Description of the task -
Look through the data below and return each line where "title" appears.

Dataset content -
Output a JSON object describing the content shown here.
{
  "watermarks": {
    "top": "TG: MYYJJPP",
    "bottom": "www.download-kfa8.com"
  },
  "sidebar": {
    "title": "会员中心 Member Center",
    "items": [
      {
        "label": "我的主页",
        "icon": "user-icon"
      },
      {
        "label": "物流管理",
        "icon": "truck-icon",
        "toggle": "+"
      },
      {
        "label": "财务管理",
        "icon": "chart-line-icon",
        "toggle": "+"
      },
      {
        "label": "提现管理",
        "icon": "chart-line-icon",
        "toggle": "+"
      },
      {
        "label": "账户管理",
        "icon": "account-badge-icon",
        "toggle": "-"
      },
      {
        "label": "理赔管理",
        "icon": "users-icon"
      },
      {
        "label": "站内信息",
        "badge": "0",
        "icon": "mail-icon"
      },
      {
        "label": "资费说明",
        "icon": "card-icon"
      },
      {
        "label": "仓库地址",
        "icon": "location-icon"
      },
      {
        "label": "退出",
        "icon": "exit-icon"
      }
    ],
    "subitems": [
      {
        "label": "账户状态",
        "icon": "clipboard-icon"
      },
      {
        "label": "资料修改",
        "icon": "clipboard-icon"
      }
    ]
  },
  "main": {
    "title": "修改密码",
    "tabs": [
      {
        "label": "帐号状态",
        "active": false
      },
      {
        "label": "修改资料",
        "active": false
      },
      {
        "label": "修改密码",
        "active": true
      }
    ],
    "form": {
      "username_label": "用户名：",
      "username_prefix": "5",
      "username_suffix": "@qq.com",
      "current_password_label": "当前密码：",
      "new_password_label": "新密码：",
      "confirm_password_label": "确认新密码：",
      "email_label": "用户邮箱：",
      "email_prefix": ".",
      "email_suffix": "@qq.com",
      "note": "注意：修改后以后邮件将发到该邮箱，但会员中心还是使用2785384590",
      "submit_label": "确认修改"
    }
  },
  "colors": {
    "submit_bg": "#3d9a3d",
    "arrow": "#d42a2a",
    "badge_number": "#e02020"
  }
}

Answer box -
    "title": "会员中心 Member Center",
    "title": "修改密码",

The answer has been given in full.